- Degrees Available:
- Major: Yes
- Minor: No
- Graduate Degree: No
- Campus: Macomb
- Study Opportunities:
Undergraduate Majors, Minors & Programs of Study
Physics explores the basic properties of matter and energy, analyzing the forces which are in action inside materials, during energy transformations, at both large and small scales. In WIU’s Bachelor of Science in Engineering Physics program, students gain experience in dealing with a broad range of such physical phenomena, using both laboratory and mathematical problem-solving techniques. Students learn the basic laws of physics that govern nature, but beyond that develop the necessary skills to apply these laws to physical processes that are used across the many diverse fields of engineering in a technologically advanced society.
Engineering Physics majors pursue a 3+2 dual degree in Engineering Physics and Engineering, by completing 3 years of basic physics and general education curriculum here at the WIU-Macomb campus, and then taking their final two years of engineering coursework at the WIU-Quad Cities campus, or at the University of Illinois, or at the University of Iowa, or at another transfer engineering institution of their choice. At the completion of their engineering degree requirements at their transfer institution, these students will also receive an Engineering Physics degree from Western. Engineering Physics majors are prepared to do design and development work in either industry or government laboratories. They can also choose to pursue graduate work in the fields of either engineering or physics to further their knowledge, through both our accelerated five-year integrated B.S./M.S. program, or through our traditional graduate program, or through a number of Ph.D. institutions nationwide. This will prepare them for careers involving research and teaching in both academia (college and university level) and in industry.
Why Engineering Physics at WIU?
At WIU, a majority of our physics courses have a laboratory component, allowing students hands-on interaction in small group settings under the mentorship of Ph.D. faculty. All courses and laboratory sections are taught by faculty members with a Ph.D. from prestigious institutions around the world. Class sizes are small, with most upper level undergraduate classes averaging around 10 students, and all laboratory sections capped at 18 students. This allows all students to ask questions, participate in individualized experiments, and handle the equipment used directly.
Almost all of our physics students are known on a first-name basis by our Physics faculty, and the majority of our students participate in individual undergraduate research projects under the direct mentorship of a faculty member beginning from their sophomore year. Almost all of our students involve themselves in experimental, computational, or theoretical research projects by the time they reach their senior year.

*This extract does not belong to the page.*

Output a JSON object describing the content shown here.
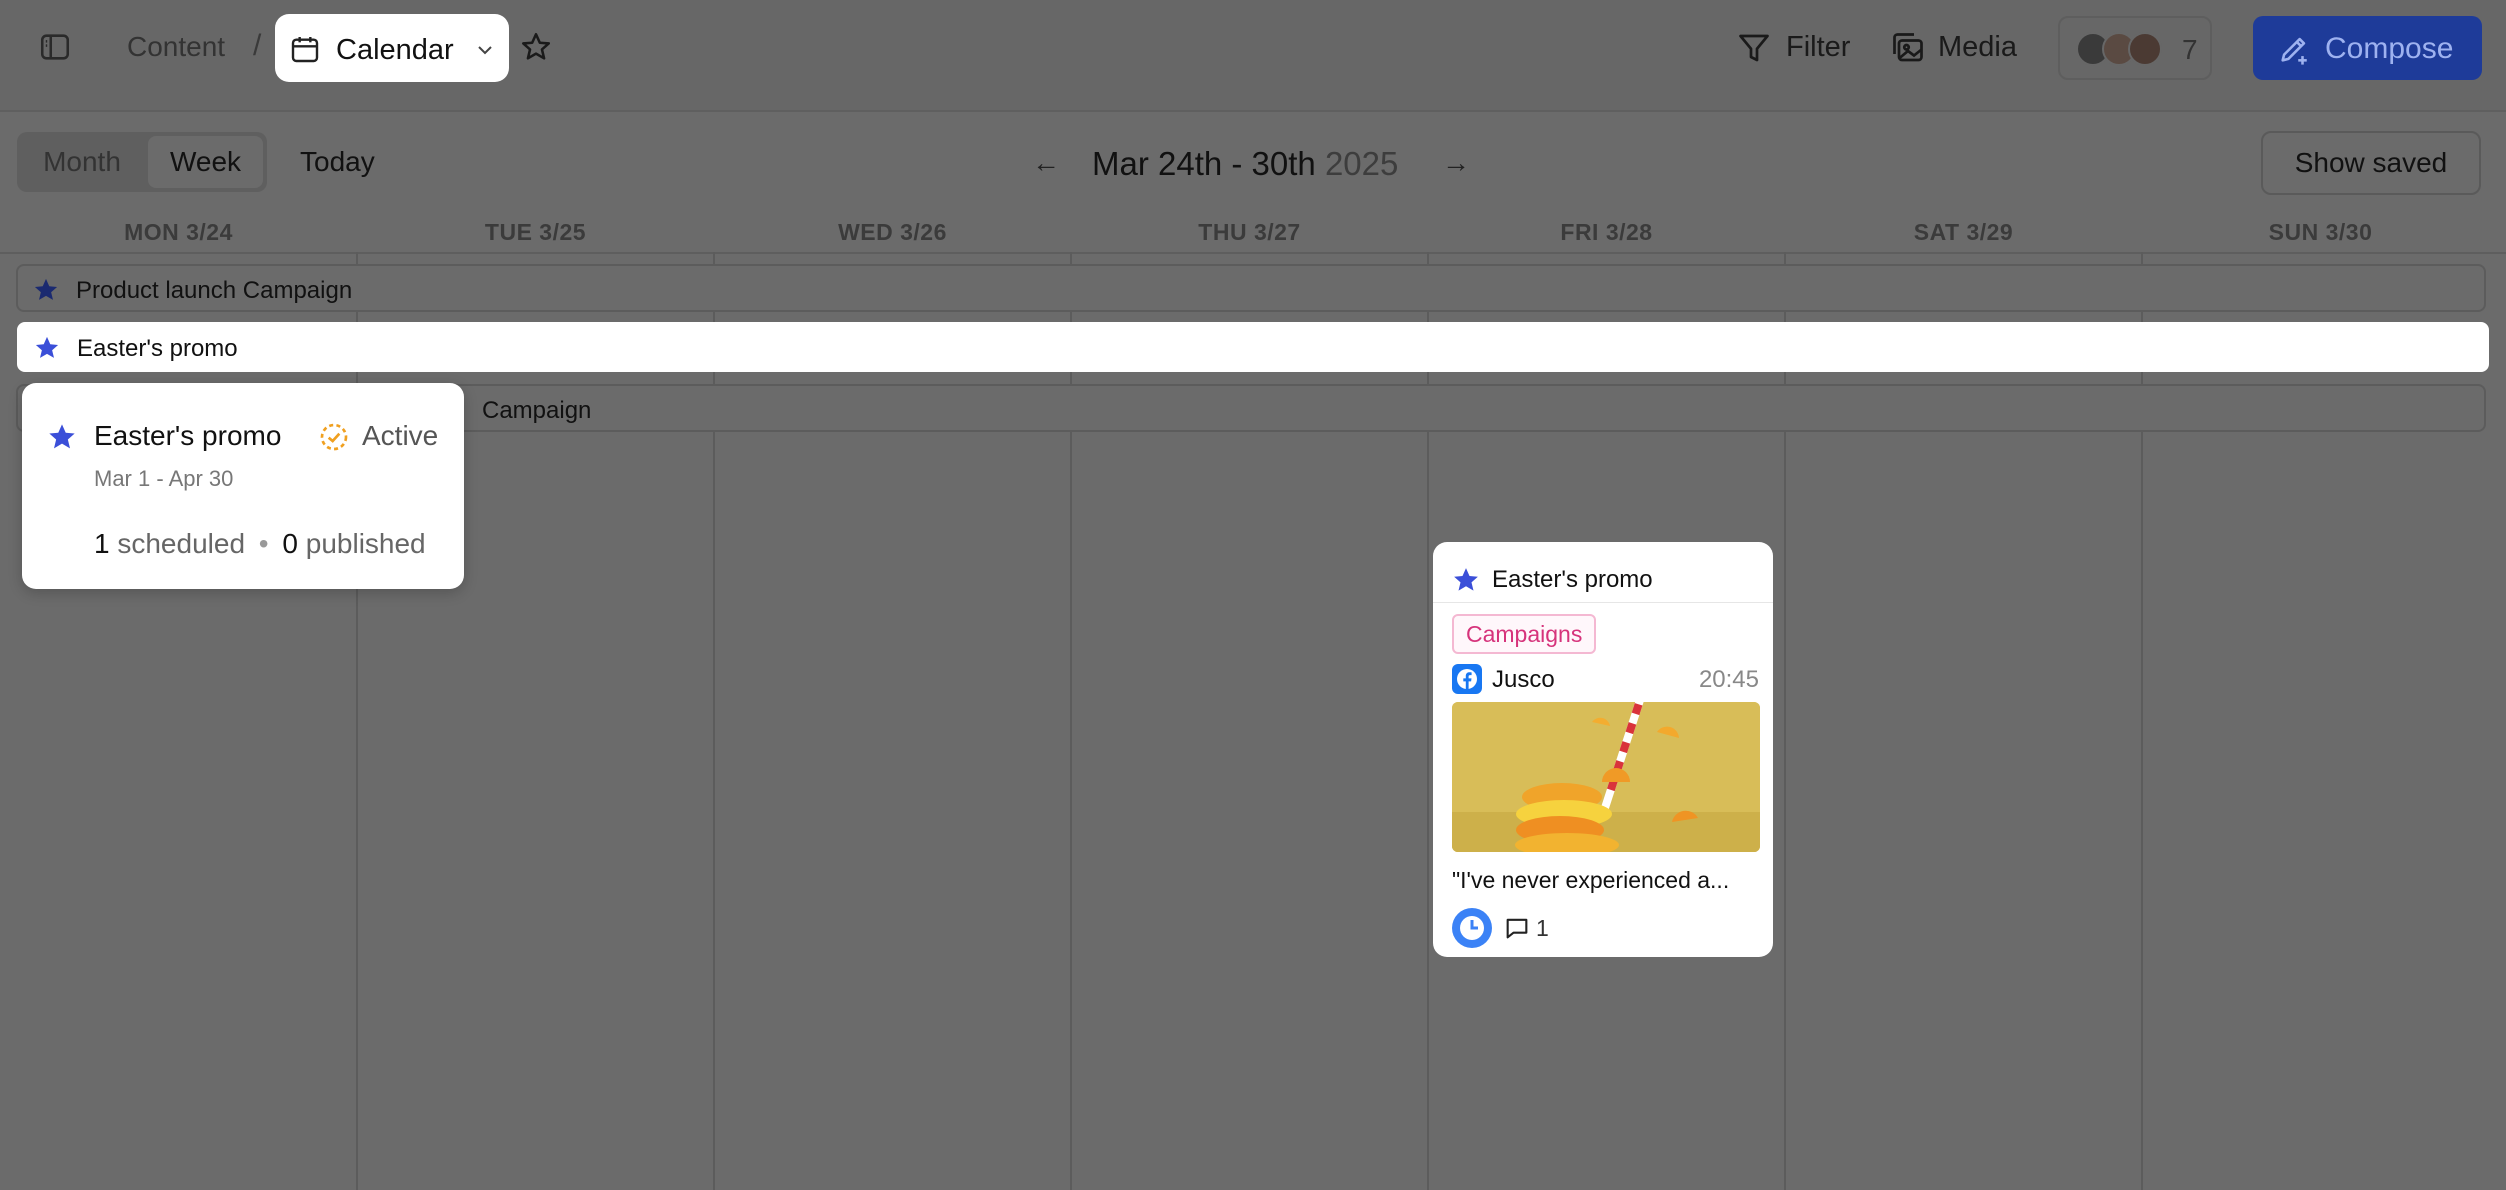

This research is an essential component of a quality undergraduate physics education, and provides our students with unique opportunities to present their research in both on-campus venues as well as at prestigious regional, state, national, and even international conferences.
Students planning to major in Engineering Physics should take four years of high school mathematics and one year each of physics, chemistry, and biology in high school.